• DATASET RECORDS:
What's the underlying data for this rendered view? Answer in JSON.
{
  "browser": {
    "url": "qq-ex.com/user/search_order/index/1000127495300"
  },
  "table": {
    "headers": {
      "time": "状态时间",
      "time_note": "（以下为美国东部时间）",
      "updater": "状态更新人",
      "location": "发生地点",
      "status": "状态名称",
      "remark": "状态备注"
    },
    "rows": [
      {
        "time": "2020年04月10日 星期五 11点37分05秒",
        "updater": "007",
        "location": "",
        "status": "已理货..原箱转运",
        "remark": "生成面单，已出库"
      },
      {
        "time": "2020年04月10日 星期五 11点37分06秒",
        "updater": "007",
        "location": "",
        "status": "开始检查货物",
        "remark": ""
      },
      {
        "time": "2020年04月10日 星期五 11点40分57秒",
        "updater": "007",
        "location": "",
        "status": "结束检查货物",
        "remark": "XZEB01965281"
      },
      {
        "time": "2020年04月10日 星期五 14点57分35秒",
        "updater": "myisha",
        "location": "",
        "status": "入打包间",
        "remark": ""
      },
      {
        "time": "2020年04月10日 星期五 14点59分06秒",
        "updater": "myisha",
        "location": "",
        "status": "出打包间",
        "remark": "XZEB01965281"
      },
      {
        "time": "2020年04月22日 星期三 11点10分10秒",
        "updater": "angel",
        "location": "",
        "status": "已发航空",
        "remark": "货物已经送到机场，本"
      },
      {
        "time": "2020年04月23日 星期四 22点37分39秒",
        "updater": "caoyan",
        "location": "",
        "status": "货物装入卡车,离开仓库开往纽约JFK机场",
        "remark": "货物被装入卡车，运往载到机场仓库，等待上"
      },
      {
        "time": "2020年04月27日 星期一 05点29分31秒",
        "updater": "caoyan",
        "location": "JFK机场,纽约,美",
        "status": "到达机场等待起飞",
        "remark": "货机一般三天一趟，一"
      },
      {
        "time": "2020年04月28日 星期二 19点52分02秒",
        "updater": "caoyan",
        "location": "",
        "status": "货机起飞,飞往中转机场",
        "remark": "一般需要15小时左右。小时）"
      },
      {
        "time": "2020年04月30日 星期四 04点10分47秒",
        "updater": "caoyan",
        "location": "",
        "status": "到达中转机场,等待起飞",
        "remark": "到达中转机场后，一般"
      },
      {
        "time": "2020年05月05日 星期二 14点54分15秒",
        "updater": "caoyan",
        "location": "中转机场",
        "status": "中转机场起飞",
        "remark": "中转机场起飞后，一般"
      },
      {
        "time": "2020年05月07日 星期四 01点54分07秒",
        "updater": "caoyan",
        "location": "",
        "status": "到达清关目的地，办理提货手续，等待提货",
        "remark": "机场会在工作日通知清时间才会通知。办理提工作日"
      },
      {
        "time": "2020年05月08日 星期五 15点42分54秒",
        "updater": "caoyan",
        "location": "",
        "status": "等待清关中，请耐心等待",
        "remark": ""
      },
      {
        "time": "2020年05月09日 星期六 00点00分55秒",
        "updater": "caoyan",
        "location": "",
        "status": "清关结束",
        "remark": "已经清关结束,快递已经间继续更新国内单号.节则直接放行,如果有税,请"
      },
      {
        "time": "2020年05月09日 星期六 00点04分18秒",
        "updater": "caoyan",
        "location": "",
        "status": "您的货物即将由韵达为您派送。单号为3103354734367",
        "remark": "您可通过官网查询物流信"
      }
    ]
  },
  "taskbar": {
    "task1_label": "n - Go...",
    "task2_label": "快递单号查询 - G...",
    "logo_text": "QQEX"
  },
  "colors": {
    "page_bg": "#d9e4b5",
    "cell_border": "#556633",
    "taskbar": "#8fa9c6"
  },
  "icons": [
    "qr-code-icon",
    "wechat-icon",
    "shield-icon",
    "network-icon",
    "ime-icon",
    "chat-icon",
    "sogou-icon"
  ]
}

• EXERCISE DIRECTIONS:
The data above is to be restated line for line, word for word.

• RESULT OF THE TASK:
What's the underlying data for this rendered view? Answer in JSON.
{
  "browser": {
    "url": "qq-ex.com/user/search_order/index/1000127495300"
  },
  "table": {
    "headers": {
      "time": "状态时间",
      "time_note": "（以下为美国东部时间）",
      "updater": "状态更新人",
      "location": "发生地点",
      "status": "状态名称",
      "remark": "状态备注"
    },
    "rows": [
      {
        "time": "2020年04月10日 星期五 11点37分05秒",
        "updater": "007",
        "location": "",
        "status": "已理货..原箱转运",
        "remark": "生成面单，已出库"
      },
      {
        "time": "2020年04月10日 星期五 11点37分06秒",
        "updater": "007",
        "location": "",
        "status": "开始检查货物",
        "remark": ""
      },
      {
        "time": "2020年04月10日 星期五 11点40分57秒",
        "updater": "007",
        "location": "",
        "status": "结束检查货物",
        "remark": "XZEB01965281"
      },
      {
        "time": "2020年04月10日 星期五 14点57分35秒",
        "updater": "myisha",
        "location": "",
        "status": "入打包间",
        "remark": ""
      },
      {
        "time": "2020年04月10日 星期五 14点59分06秒",
        "updater": "myisha",
        "location": "",
        "status": "出打包间",
        "remark": "XZEB01965281"
      },
      {
        "time": "2020年04月22日 星期三 11点10分10秒",
        "updater": "angel",
        "location": "",
        "status": "已发航空",
        "remark": "货物已经送到机场，本"
      },
      {
        "time": "2020年04月23日 星期四 22点37分39秒",
        "updater": "caoyan",
        "location": "",
        "status": "货物装入卡车,离开仓库开往纽约JFK机场",
        "remark": "货物被装入卡车，运往载到机场仓库，等待上"
      },
      {
        "time": "2020年04月27日 星期一 05点29分31秒",
        "updater": "caoyan",
        "location": "JFK机场,纽约,美",
        "status": "到达机场等待起飞",
        "remark": "货机一般三天一趟，一"
      },
      {
        "time": "2020年04月28日 星期二 19点52分02秒",
        "updater": "caoyan",
        "location": "",
        "status": "货机起飞,飞往中转机场",
        "remark": "一般需要15小时左右。小时）"
      },
      {
        "time": "2020年04月30日 星期四 04点10分47秒",
        "updater": "caoyan",
        "location": "",
        "status": "到达中转机场,等待起飞",
        "remark": "到达中转机场后，一般"
      },
      {
        "time": "2020年05月05日 星期二 14点54分15秒",
        "updater": "caoyan",
        "location": "中转机场",
        "status": "中转机场起飞",
        "remark": "中转机场起飞后，一般"
      },
      {
        "time": "2020年05月07日 星期四 01点54分07秒",
        "updater": "caoyan",
        "location": "",
        "status": "到达清关目的地，办理提货手续，等待提货",
        "remark": "机场会在工作日通知清时间才会通知。办理提工作日"
      },
      {
        "time": "2020年05月08日 星期五 15点42分54秒",
        "updater": "caoyan",
        "location": "",
        "status": "等待清关中，请耐心等待",
        "remark": ""
      },
      {
        "time": "2020年05月09日 星期六 00点00分55秒",
        "updater": "caoyan",
        "location": "",
        "status": "清关结束",
        "remark": "已经清关结束,快递已经间继续更新国内单号.节则直接放行,如果有税,请"
      },
      {
        "time": "2020年05月09日 星期六 00点04分18秒",
        "updater": "caoyan",
        "location": "",
        "status": "您的货物即将由韵达为您派送。单号为3103354734367",
        "remark": "您可通过官网查询物流信"
      }
    ]
  },
  "taskbar": {
    "task1_label": "n - Go...",
    "task2_label": "快递单号查询 - G...",
    "logo_text": "QQEX"
  },
  "colors": {
    "page_bg": "#d9e4b5",
    "cell_border": "#556633",
    "taskbar": "#8fa9c6"
  },
  "icons": [
    "qr-code-icon",
    "wechat-icon",
    "shield-icon",
    "network-icon",
    "ime-icon",
    "chat-icon",
    "sogou-icon"
  ]
}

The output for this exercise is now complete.